Pre-existence and emergence of drug resistance in HIV-1 infection

Proc Biol Sci. 1997 May 22;264(1382):631-7. doi: 10.1098/rspb.1997.0089.


Antiviral treatment of HIV-1 infection often fails because of the rapid emergence of resistant virus within weeks of the start of therapy. This raises the question of whether resistant viruses pre-exist in drug-naive patients or whether it is produced after the start of therapy. Here we compare the likelihood of pre-existence with the likelihood of production of resistant virus during therapy. We show that provided resistant virus pre-exists, then a stronger therapy may lead to a greater initial reduction of virus load, but will also cause a faster rise of resistant virus. In this case the total benefit of treatment is independent of the degree of inhibition of sensitive virus. If, on the other hand, resistant mutants do not pre-exist, then the emergence of resistance during treatment depends on the efficacy of the drug. If the drug is sufficiently potent to eradicate sensitive virus, then the probability that resistant mutants first appear during therapy is smaller than the probability that they existed before therapy. If the drug cannot eradicate the sensitive virus, then after sufficiently long time resistant mutants will appear. However, mutants that are unlikely to pre-exist may taken long time to appear.

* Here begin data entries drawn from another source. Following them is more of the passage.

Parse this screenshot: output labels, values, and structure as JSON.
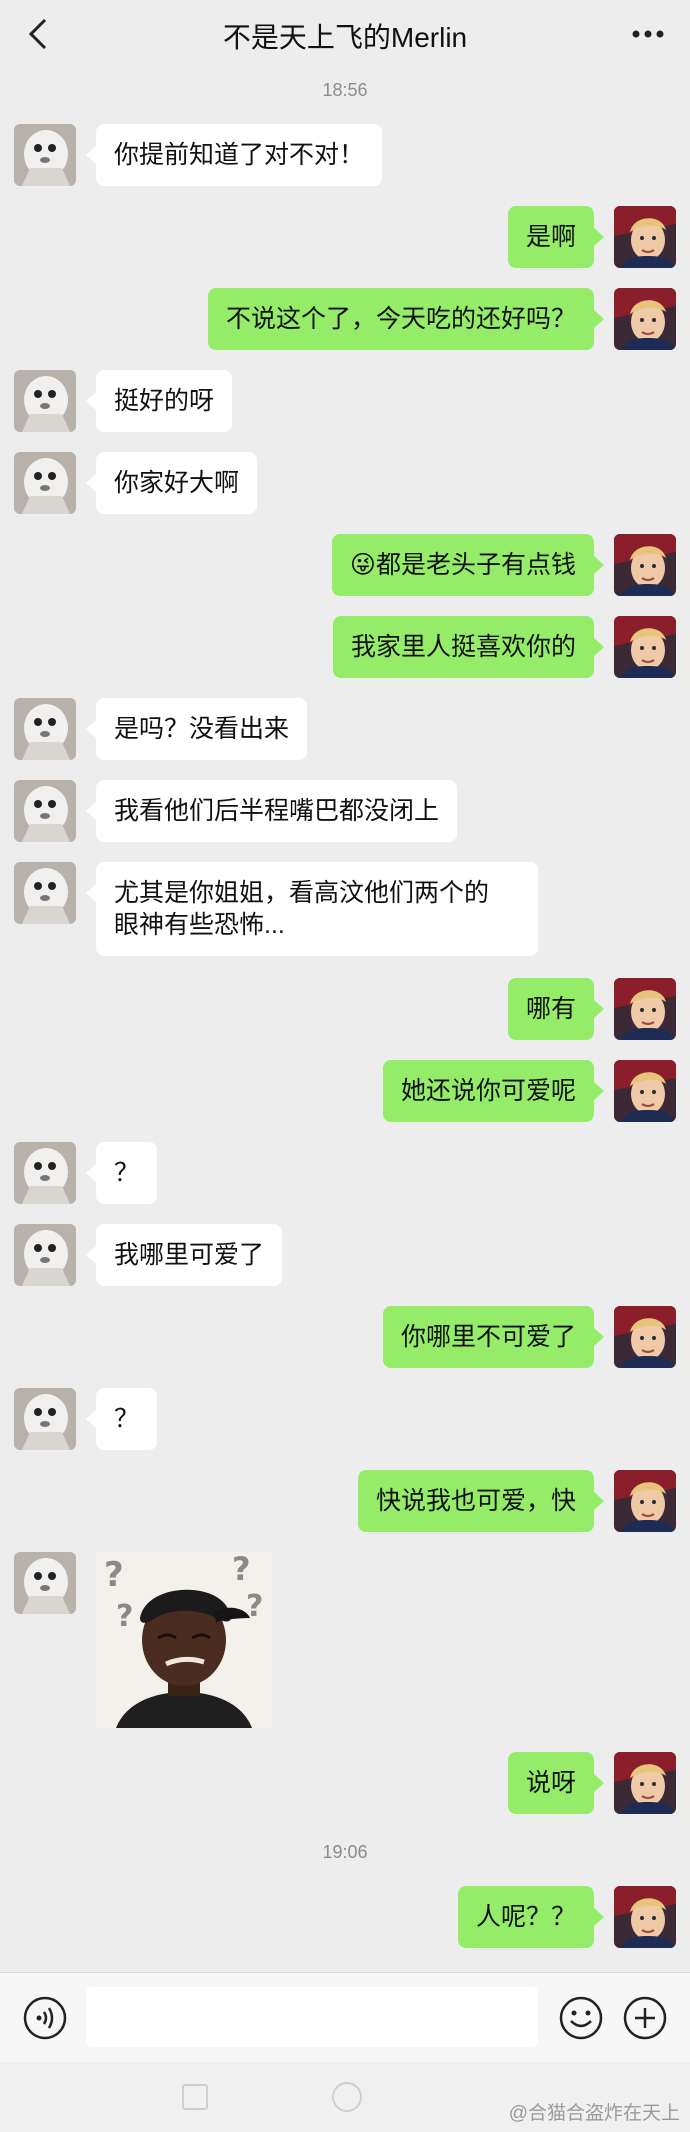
{
  "header": {
    "title": "不是天上飞的Merlin"
  },
  "timestamps": [
    "18:56",
    "19:06"
  ],
  "messages": [
    {
      "side": "left",
      "text": "你提前知道了对不对！"
    },
    {
      "side": "right",
      "text": "是啊"
    },
    {
      "side": "right",
      "text": "不说这个了，今天吃的还好吗？"
    },
    {
      "side": "left",
      "text": "挺好的呀"
    },
    {
      "side": "left",
      "text": "你家好大啊"
    },
    {
      "side": "right",
      "emoji": "😜",
      "text": "都是老头子有点钱"
    },
    {
      "side": "right",
      "text": "我家里人挺喜欢你的"
    },
    {
      "side": "left",
      "text": "是吗？没看出来"
    },
    {
      "side": "left",
      "text": "我看他们后半程嘴巴都没闭上"
    },
    {
      "side": "left",
      "line1": "尤其是你姐姐，看高汶他们两个的",
      "line2": "眼神有些恐怖..."
    },
    {
      "side": "right",
      "text": "哪有"
    },
    {
      "side": "right",
      "text": "她还说你可爱呢"
    },
    {
      "side": "left",
      "text": "？"
    },
    {
      "side": "left",
      "text": "我哪里可爱了"
    },
    {
      "side": "right",
      "text": "你哪里不可爱了"
    },
    {
      "side": "left",
      "text": "？"
    },
    {
      "side": "right",
      "text": "快说我也可爱，快"
    },
    {
      "side": "left",
      "sticker": "confused-man-sticker"
    },
    {
      "side": "right",
      "text": "说呀"
    },
    {
      "side": "right",
      "text": "人呢？？"
    }
  ],
  "input": {
    "value": "",
    "placeholder": ""
  },
  "icons": {
    "back": "chevron-left-icon",
    "more": "more-horizontal-icon",
    "voice": "voice-icon",
    "emoji": "emoji-icon",
    "plus": "plus-icon"
  },
  "footer": {
    "watermark": "@合猫合盗炸在天上"
  },
  "colors": {
    "background": "#ededed",
    "self_bubble": "#95ec69",
    "other_bubble": "#ffffff"
  }
}
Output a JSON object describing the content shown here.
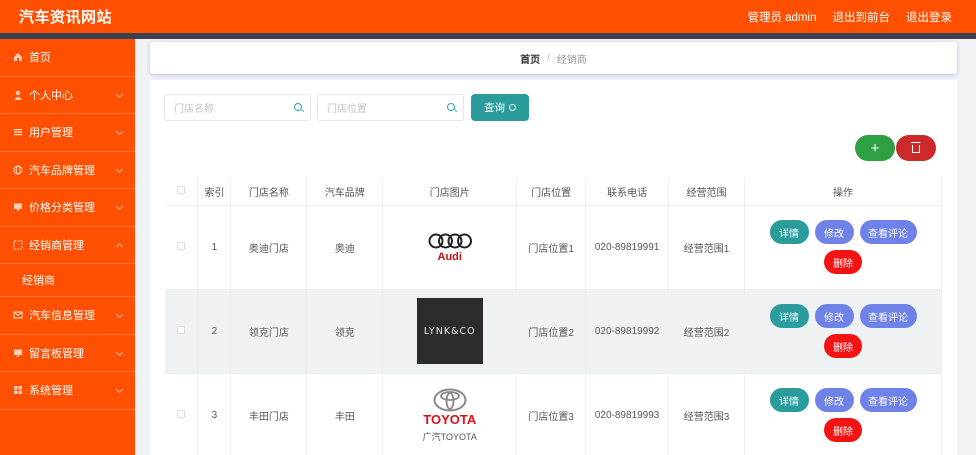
{
  "header": {
    "site_title": "汽车资讯网站",
    "user_label": "管理员 admin",
    "to_front": "退出到前台",
    "logout": "退出登录"
  },
  "sidebar": {
    "items": [
      {
        "label": "首页",
        "icon": "home-icon"
      },
      {
        "label": "个人中心",
        "icon": "user-icon"
      },
      {
        "label": "用户管理",
        "icon": "list-icon"
      },
      {
        "label": "汽车品牌管理",
        "icon": "globe-icon"
      },
      {
        "label": "价格分类管理",
        "icon": "monitor-icon"
      },
      {
        "label": "经销商管理",
        "icon": "frame-icon"
      },
      {
        "label": "经销商",
        "icon": ""
      },
      {
        "label": "汽车信息管理",
        "icon": "mail-icon"
      },
      {
        "label": "留言板管理",
        "icon": "monitor-icon"
      },
      {
        "label": "系统管理",
        "icon": "grid-icon"
      }
    ]
  },
  "breadcrumb": {
    "home": "首页",
    "separator": "/",
    "current": "经销商"
  },
  "search": {
    "store_name_placeholder": "门店名称",
    "store_location_placeholder": "门店位置",
    "button_label": "查询"
  },
  "toolbar": {
    "add_label": "+"
  },
  "table": {
    "headers": [
      "索引",
      "门店名称",
      "汽车品牌",
      "门店图片",
      "门店位置",
      "联系电话",
      "经营范围",
      "操作"
    ],
    "rows": [
      {
        "index": "1",
        "name": "奥迪门店",
        "brand": "奥迪",
        "logo_text": "Audi",
        "location": "门店位置1",
        "phone": "020-89819991",
        "scope": "经营范围1"
      },
      {
        "index": "2",
        "name": "领克门店",
        "brand": "领克",
        "logo_text": "LYNK&CO",
        "location": "门店位置2",
        "phone": "020-89819992",
        "scope": "经营范围2"
      },
      {
        "index": "3",
        "name": "丰田门店",
        "brand": "丰田",
        "logo_text": "TOYOTA",
        "logo_sub": "广汽TOYOTA",
        "location": "门店位置3",
        "phone": "020-89819993",
        "scope": "经营范围3"
      }
    ],
    "actions": {
      "detail": "详情",
      "edit": "修改",
      "review": "查看评论",
      "delete": "删除"
    }
  },
  "colors": {
    "brand": "#ff4f00",
    "teal": "#2a9c9c",
    "indigo": "#6f82e8",
    "danger": "#f31313",
    "add": "#2ea043"
  }
}
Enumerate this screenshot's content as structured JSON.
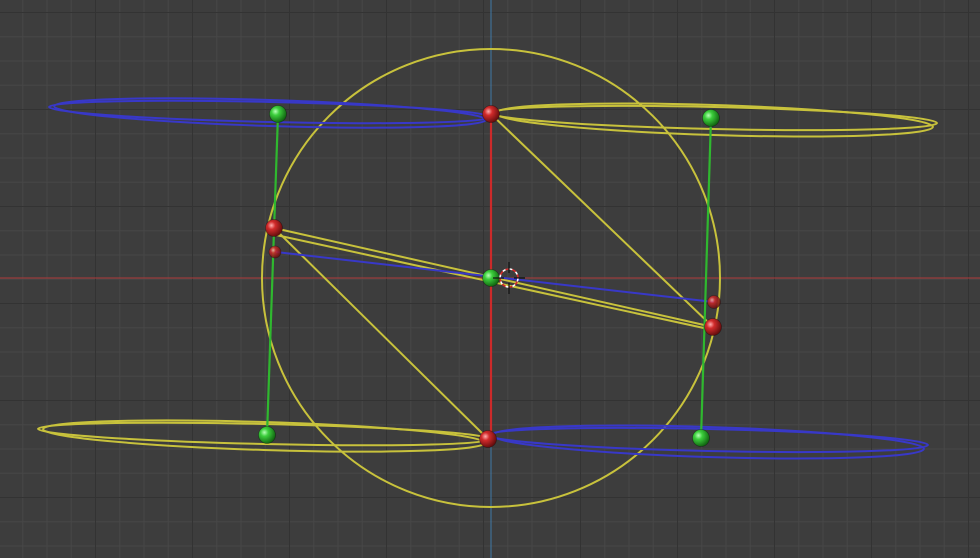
{
  "viewport": {
    "background": "#3d3d3d",
    "axis_x_color": "#b03a3a",
    "axis_y_color": "#3f79a8"
  },
  "colors": {
    "yellow_wire": "#c8c23c",
    "blue_wire": "#3838c8",
    "green_wire": "#2fb82f",
    "red_wire": "#cc2a2a",
    "green_vertex": "#3ccf3c",
    "red_vertex": "#d22b2b"
  },
  "icons": {
    "cursor": "3d-cursor-icon"
  }
}
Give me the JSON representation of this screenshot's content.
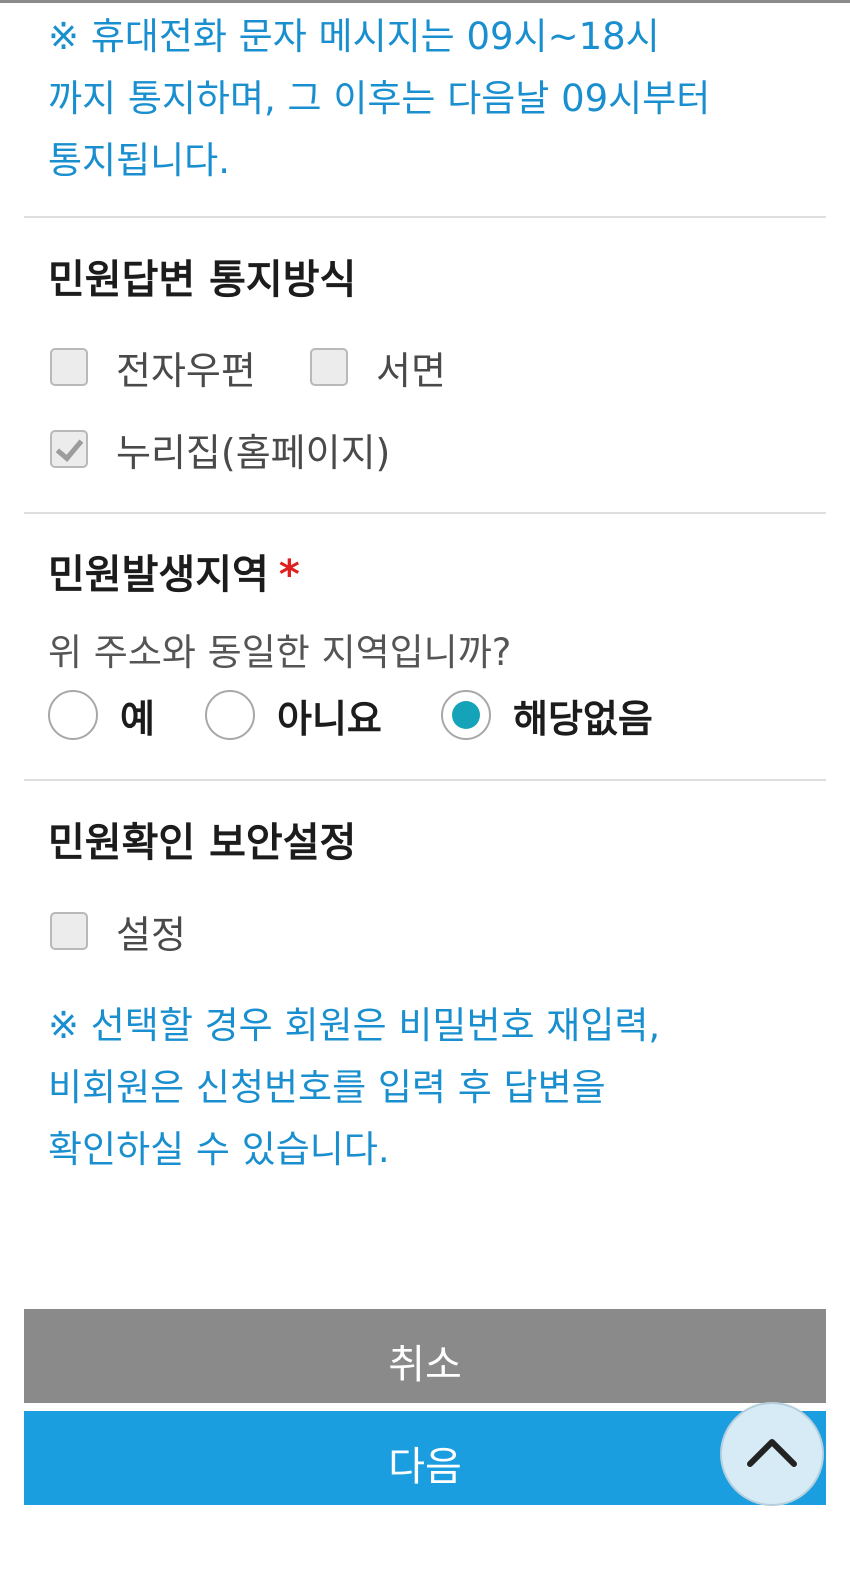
{
  "notice_sms": {
    "lines": [
      "※ 휴대전화 문자 메시지는 09시~18시",
      "까지 통지하며, 그 이후는 다음날 09시부터",
      "통지됩니다."
    ]
  },
  "reply_method": {
    "heading": "민원답변 통지방식",
    "options": [
      {
        "label": "전자우편",
        "checked": false
      },
      {
        "label": "서면",
        "checked": false
      },
      {
        "label": "누리집(홈페이지)",
        "checked": true
      }
    ]
  },
  "occurrence_region": {
    "heading": "민원발생지역",
    "required_mark": "*",
    "question": "위 주소와 동일한 지역입니까?",
    "options": [
      {
        "label": "예",
        "selected": false
      },
      {
        "label": "아니요",
        "selected": false
      },
      {
        "label": "해당없음",
        "selected": true
      }
    ]
  },
  "security": {
    "heading": "민원확인 보안설정",
    "option": {
      "label": "설정",
      "checked": false
    },
    "notice_lines": [
      "※ 선택할 경우 회원은 비밀번호 재입력,",
      "비회원은 신청번호를 입력 후 답변을",
      "확인하실 수 있습니다."
    ]
  },
  "buttons": {
    "cancel": "취소",
    "next": "다음"
  },
  "colors": {
    "notice_text": "#1a8fcf",
    "radio_accent": "#14a3b8",
    "cancel_bg": "#8a8a8a",
    "next_bg": "#1a9ee0",
    "required": "#e02020"
  },
  "icons": {
    "scroll_top": "chevron-up-icon"
  }
}
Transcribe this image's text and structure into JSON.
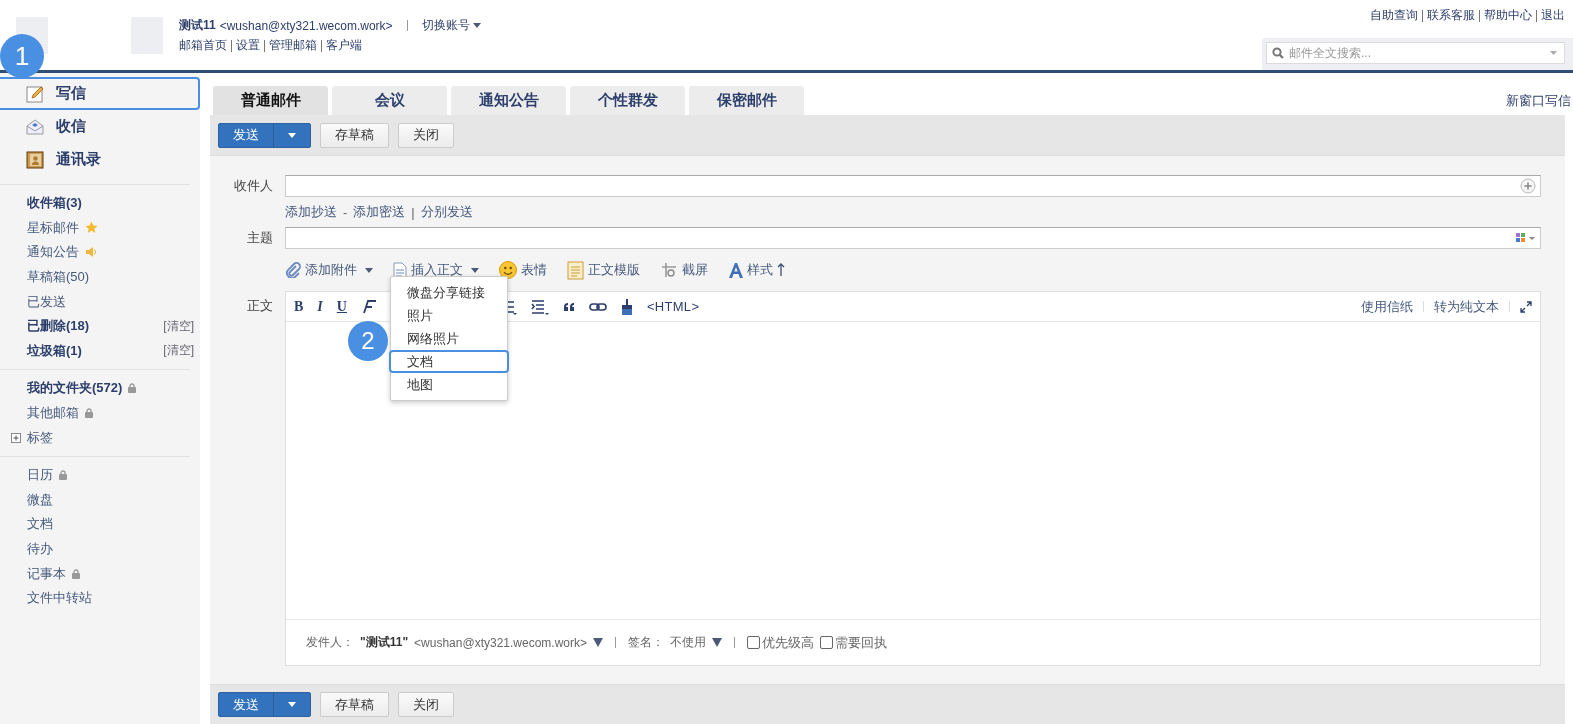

Publication types

  • Research Support, Non-U.S. Gov't

MeSH terms

  • Acquired Immunodeficiency Syndrome / drug therapy*
  • Acquired Immunodeficiency Syndrome / virology
  • Anti-HIV Agents / pharmacology
  • Anti-HIV Agents / therapeutic use*
  • CD4-Positive T-Lymphocytes / immunology
  • Drug Resistance, Microbial*
  • HIV-1 / drug effects*
  • Humans
  • Mathematics
  • Models, Biological*
  • Time Factors


  • Anti-HIV Agents